What is needed: Your copy of the lines below must match them exactly and contain no images.

Extracted material:
****
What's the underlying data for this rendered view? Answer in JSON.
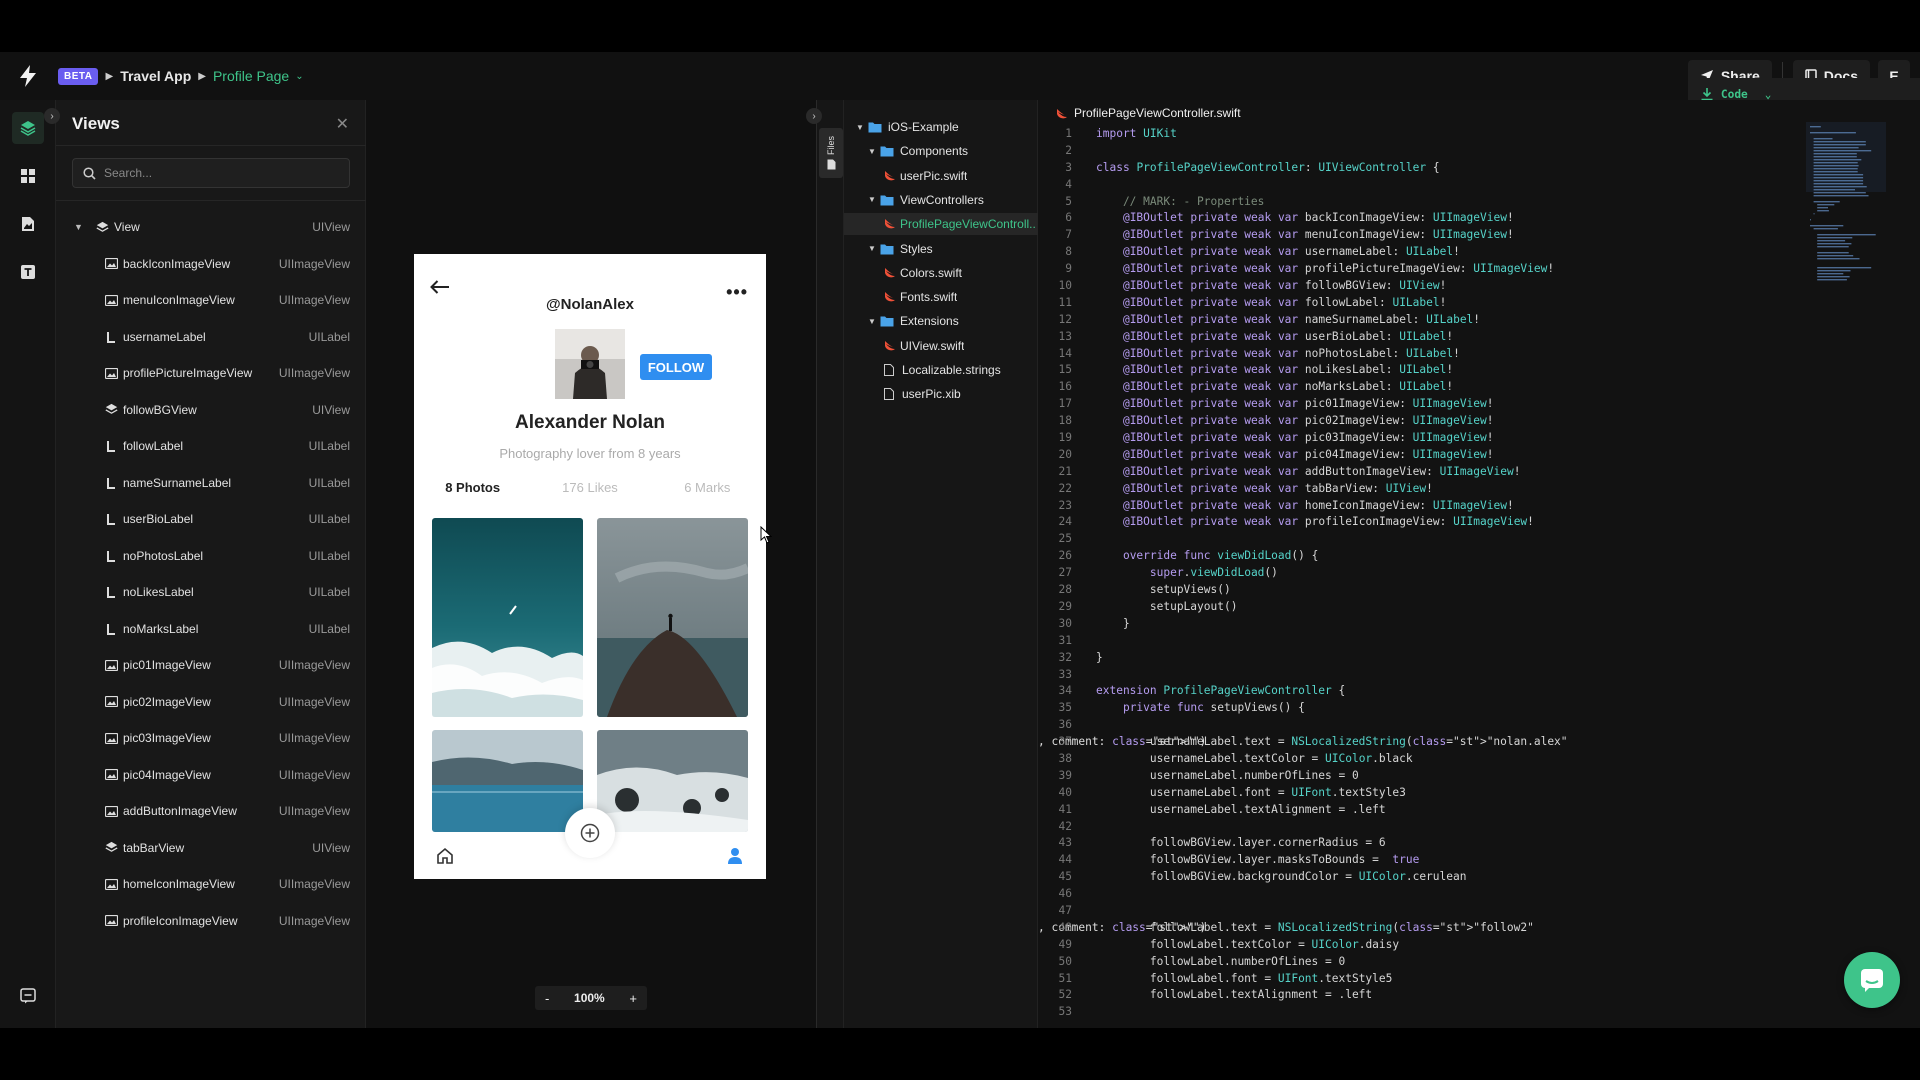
{
  "topbar": {
    "beta": "BETA",
    "project": "Travel App",
    "page": "Profile Page",
    "code_label": "Code",
    "share_label": "Share",
    "docs_label": "Docs",
    "avatar_initial": "E"
  },
  "views_panel": {
    "title": "Views",
    "search_placeholder": "Search...",
    "root": {
      "name": "View",
      "type": "UIView"
    },
    "items": [
      {
        "name": "backIconImageView",
        "type": "UIImageView",
        "icon": "image-icon"
      },
      {
        "name": "menuIconImageView",
        "type": "UIImageView",
        "icon": "image-icon"
      },
      {
        "name": "usernameLabel",
        "type": "UILabel",
        "icon": "label-icon"
      },
      {
        "name": "profilePictureImageView",
        "type": "UIImageView",
        "icon": "image-icon"
      },
      {
        "name": "followBGView",
        "type": "UIView",
        "icon": "layers-icon"
      },
      {
        "name": "followLabel",
        "type": "UILabel",
        "icon": "label-icon"
      },
      {
        "name": "nameSurnameLabel",
        "type": "UILabel",
        "icon": "label-icon"
      },
      {
        "name": "userBioLabel",
        "type": "UILabel",
        "icon": "label-icon"
      },
      {
        "name": "noPhotosLabel",
        "type": "UILabel",
        "icon": "label-icon"
      },
      {
        "name": "noLikesLabel",
        "type": "UILabel",
        "icon": "label-icon"
      },
      {
        "name": "noMarksLabel",
        "type": "UILabel",
        "icon": "label-icon"
      },
      {
        "name": "pic01ImageView",
        "type": "UIImageView",
        "icon": "image-icon"
      },
      {
        "name": "pic02ImageView",
        "type": "UIImageView",
        "icon": "image-icon"
      },
      {
        "name": "pic03ImageView",
        "type": "UIImageView",
        "icon": "image-icon"
      },
      {
        "name": "pic04ImageView",
        "type": "UIImageView",
        "icon": "image-icon"
      },
      {
        "name": "addButtonImageView",
        "type": "UIImageView",
        "icon": "image-icon"
      },
      {
        "name": "tabBarView",
        "type": "UIView",
        "icon": "layers-icon"
      },
      {
        "name": "homeIconImageView",
        "type": "UIImageView",
        "icon": "image-icon"
      },
      {
        "name": "profileIconImageView",
        "type": "UIImageView",
        "icon": "image-icon"
      }
    ]
  },
  "preview": {
    "username": "@NolanAlex",
    "follow": "FOLLOW",
    "name": "Alexander Nolan",
    "bio": "Photography lover from 8 years",
    "photos": "8 Photos",
    "likes": "176 Likes",
    "marks": "6 Marks",
    "zoom": "100%",
    "zoom_minus": "-",
    "zoom_plus": "+"
  },
  "files": {
    "strip_label": "Files",
    "tree": [
      {
        "name": "iOS-Example",
        "kind": "folder",
        "depth": 0,
        "open": true
      },
      {
        "name": "Components",
        "kind": "folder",
        "depth": 1,
        "open": true
      },
      {
        "name": "userPic.swift",
        "kind": "swift",
        "depth": 2
      },
      {
        "name": "ViewControllers",
        "kind": "folder",
        "depth": 1,
        "open": true
      },
      {
        "name": "ProfilePageViewControll...",
        "kind": "swift",
        "depth": 2,
        "selected": true
      },
      {
        "name": "Styles",
        "kind": "folder",
        "depth": 1,
        "open": true
      },
      {
        "name": "Colors.swift",
        "kind": "swift",
        "depth": 2
      },
      {
        "name": "Fonts.swift",
        "kind": "swift",
        "depth": 2
      },
      {
        "name": "Extensions",
        "kind": "folder",
        "depth": 1,
        "open": true
      },
      {
        "name": "UIView.swift",
        "kind": "swift",
        "depth": 2
      },
      {
        "name": "Localizable.strings",
        "kind": "file",
        "depth": 1
      },
      {
        "name": "userPic.xib",
        "kind": "file",
        "depth": 1
      }
    ]
  },
  "editor": {
    "filename": "ProfilePageViewController.swift",
    "lines": [
      "import UIKit",
      "",
      "class ProfilePageViewController: UIViewController {",
      "",
      "    // MARK: - Properties",
      "    @IBOutlet private weak var backIconImageView: UIImageView!",
      "    @IBOutlet private weak var menuIconImageView: UIImageView!",
      "    @IBOutlet private weak var usernameLabel: UILabel!",
      "    @IBOutlet private weak var profilePictureImageView: UIImageView!",
      "    @IBOutlet private weak var followBGView: UIView!",
      "    @IBOutlet private weak var followLabel: UILabel!",
      "    @IBOutlet private weak var nameSurnameLabel: UILabel!",
      "    @IBOutlet private weak var userBioLabel: UILabel!",
      "    @IBOutlet private weak var noPhotosLabel: UILabel!",
      "    @IBOutlet private weak var noLikesLabel: UILabel!",
      "    @IBOutlet private weak var noMarksLabel: UILabel!",
      "    @IBOutlet private weak var pic01ImageView: UIImageView!",
      "    @IBOutlet private weak var pic02ImageView: UIImageView!",
      "    @IBOutlet private weak var pic03ImageView: UIImageView!",
      "    @IBOutlet private weak var pic04ImageView: UIImageView!",
      "    @IBOutlet private weak var addButtonImageView: UIImageView!",
      "    @IBOutlet private weak var tabBarView: UIView!",
      "    @IBOutlet private weak var homeIconImageView: UIImageView!",
      "    @IBOutlet private weak var profileIconImageView: UIImageView!",
      "",
      "    override func viewDidLoad() {",
      "        super.viewDidLoad()",
      "        setupViews()",
      "        setupLayout()",
      "    }",
      "",
      "}",
      "",
      "extension ProfilePageViewController {",
      "    private func setupViews() {",
      "",
      "        usernameLabel.text = NSLocalizedString(\"nolan.alex\", comment: \"\")",
      "        usernameLabel.textColor = UIColor.black",
      "        usernameLabel.numberOfLines = 0",
      "        usernameLabel.font = UIFont.textStyle3",
      "        usernameLabel.textAlignment = .left",
      "",
      "        followBGView.layer.cornerRadius = 6",
      "        followBGView.layer.masksToBounds =  true",
      "        followBGView.backgroundColor = UIColor.cerulean",
      "",
      "",
      "        followLabel.text = NSLocalizedString(\"follow2\", comment: \"\")",
      "        followLabel.textColor = UIColor.daisy",
      "        followLabel.numberOfLines = 0",
      "        followLabel.font = UIFont.textStyle5",
      "        followLabel.textAlignment = .left",
      ""
    ]
  },
  "colors": {
    "accent": "#3ec48a",
    "beta": "#6a5df0",
    "follow_button": "#2f8ef0",
    "keyword": "#b59cf0",
    "type": "#56d3c9"
  }
}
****
Exercise result:
What's the underlying data for this rendered view? Answer in JSON.
{
  "topbar": {
    "beta": "BETA",
    "project": "Travel App",
    "page": "Profile Page",
    "code_label": "Code",
    "share_label": "Share",
    "docs_label": "Docs",
    "avatar_initial": "E"
  },
  "views_panel": {
    "title": "Views",
    "search_placeholder": "Search...",
    "root": {
      "name": "View",
      "type": "UIView"
    },
    "items": [
      {
        "name": "backIconImageView",
        "type": "UIImageView",
        "icon": "image-icon"
      },
      {
        "name": "menuIconImageView",
        "type": "UIImageView",
        "icon": "image-icon"
      },
      {
        "name": "usernameLabel",
        "type": "UILabel",
        "icon": "label-icon"
      },
      {
        "name": "profilePictureImageView",
        "type": "UIImageView",
        "icon": "image-icon"
      },
      {
        "name": "followBGView",
        "type": "UIView",
        "icon": "layers-icon"
      },
      {
        "name": "followLabel",
        "type": "UILabel",
        "icon": "label-icon"
      },
      {
        "name": "nameSurnameLabel",
        "type": "UILabel",
        "icon": "label-icon"
      },
      {
        "name": "userBioLabel",
        "type": "UILabel",
        "icon": "label-icon"
      },
      {
        "name": "noPhotosLabel",
        "type": "UILabel",
        "icon": "label-icon"
      },
      {
        "name": "noLikesLabel",
        "type": "UILabel",
        "icon": "label-icon"
      },
      {
        "name": "noMarksLabel",
        "type": "UILabel",
        "icon": "label-icon"
      },
      {
        "name": "pic01ImageView",
        "type": "UIImageView",
        "icon": "image-icon"
      },
      {
        "name": "pic02ImageView",
        "type": "UIImageView",
        "icon": "image-icon"
      },
      {
        "name": "pic03ImageView",
        "type": "UIImageView",
        "icon": "image-icon"
      },
      {
        "name": "pic04ImageView",
        "type": "UIImageView",
        "icon": "image-icon"
      },
      {
        "name": "addButtonImageView",
        "type": "UIImageView",
        "icon": "image-icon"
      },
      {
        "name": "tabBarView",
        "type": "UIView",
        "icon": "layers-icon"
      },
      {
        "name": "homeIconImageView",
        "type": "UIImageView",
        "icon": "image-icon"
      },
      {
        "name": "profileIconImageView",
        "type": "UIImageView",
        "icon": "image-icon"
      }
    ]
  },
  "preview": {
    "username": "@NolanAlex",
    "follow": "FOLLOW",
    "name": "Alexander Nolan",
    "bio": "Photography lover from 8 years",
    "photos": "8 Photos",
    "likes": "176 Likes",
    "marks": "6 Marks",
    "zoom": "100%",
    "zoom_minus": "-",
    "zoom_plus": "+"
  },
  "files": {
    "strip_label": "Files",
    "tree": [
      {
        "name": "iOS-Example",
        "kind": "folder",
        "depth": 0,
        "open": true
      },
      {
        "name": "Components",
        "kind": "folder",
        "depth": 1,
        "open": true
      },
      {
        "name": "userPic.swift",
        "kind": "swift",
        "depth": 2
      },
      {
        "name": "ViewControllers",
        "kind": "folder",
        "depth": 1,
        "open": true
      },
      {
        "name": "ProfilePageViewControll...",
        "kind": "swift",
        "depth": 2,
        "selected": true
      },
      {
        "name": "Styles",
        "kind": "folder",
        "depth": 1,
        "open": true
      },
      {
        "name": "Colors.swift",
        "kind": "swift",
        "depth": 2
      },
      {
        "name": "Fonts.swift",
        "kind": "swift",
        "depth": 2
      },
      {
        "name": "Extensions",
        "kind": "folder",
        "depth": 1,
        "open": true
      },
      {
        "name": "UIView.swift",
        "kind": "swift",
        "depth": 2
      },
      {
        "name": "Localizable.strings",
        "kind": "file",
        "depth": 1
      },
      {
        "name": "userPic.xib",
        "kind": "file",
        "depth": 1
      }
    ]
  },
  "editor": {
    "filename": "ProfilePageViewController.swift",
    "lines": [
      "import UIKit",
      "",
      "class ProfilePageViewController: UIViewController {",
      "",
      "    // MARK: - Properties",
      "    @IBOutlet private weak var backIconImageView: UIImageView!",
      "    @IBOutlet private weak var menuIconImageView: UIImageView!",
      "    @IBOutlet private weak var usernameLabel: UILabel!",
      "    @IBOutlet private weak var profilePictureImageView: UIImageView!",
      "    @IBOutlet private weak var followBGView: UIView!",
      "    @IBOutlet private weak var followLabel: UILabel!",
      "    @IBOutlet private weak var nameSurnameLabel: UILabel!",
      "    @IBOutlet private weak var userBioLabel: UILabel!",
      "    @IBOutlet private weak var noPhotosLabel: UILabel!",
      "    @IBOutlet private weak var noLikesLabel: UILabel!",
      "    @IBOutlet private weak var noMarksLabel: UILabel!",
      "    @IBOutlet private weak var pic01ImageView: UIImageView!",
      "    @IBOutlet private weak var pic02ImageView: UIImageView!",
      "    @IBOutlet private weak var pic03ImageView: UIImageView!",
      "    @IBOutlet private weak var pic04ImageView: UIImageView!",
      "    @IBOutlet private weak var addButtonImageView: UIImageView!",
      "    @IBOutlet private weak var tabBarView: UIView!",
      "    @IBOutlet private weak var homeIconImageView: UIImageView!",
      "    @IBOutlet private weak var profileIconImageView: UIImageView!",
      "",
      "    override func viewDidLoad() {",
      "        super.viewDidLoad()",
      "        setupViews()",
      "        setupLayout()",
      "    }",
      "",
      "}",
      "",
      "extension ProfilePageViewController {",
      "    private func setupViews() {",
      "",
      "        usernameLabel.text = NSLocalizedString(\"nolan.alex\", comment: \"\")",
      "        usernameLabel.textColor = UIColor.black",
      "        usernameLabel.numberOfLines = 0",
      "        usernameLabel.font = UIFont.textStyle3",
      "        usernameLabel.textAlignment = .left",
      "",
      "        followBGView.layer.cornerRadius = 6",
      "        followBGView.layer.masksToBounds =  true",
      "        followBGView.backgroundColor = UIColor.cerulean",
      "",
      "",
      "        followLabel.text = NSLocalizedString(\"follow2\", comment: \"\")",
      "        followLabel.textColor = UIColor.daisy",
      "        followLabel.numberOfLines = 0",
      "        followLabel.font = UIFont.textStyle5",
      "        followLabel.textAlignment = .left",
      ""
    ]
  },
  "colors": {
    "accent": "#3ec48a",
    "beta": "#6a5df0",
    "follow_button": "#2f8ef0",
    "keyword": "#b59cf0",
    "type": "#56d3c9"
  }
}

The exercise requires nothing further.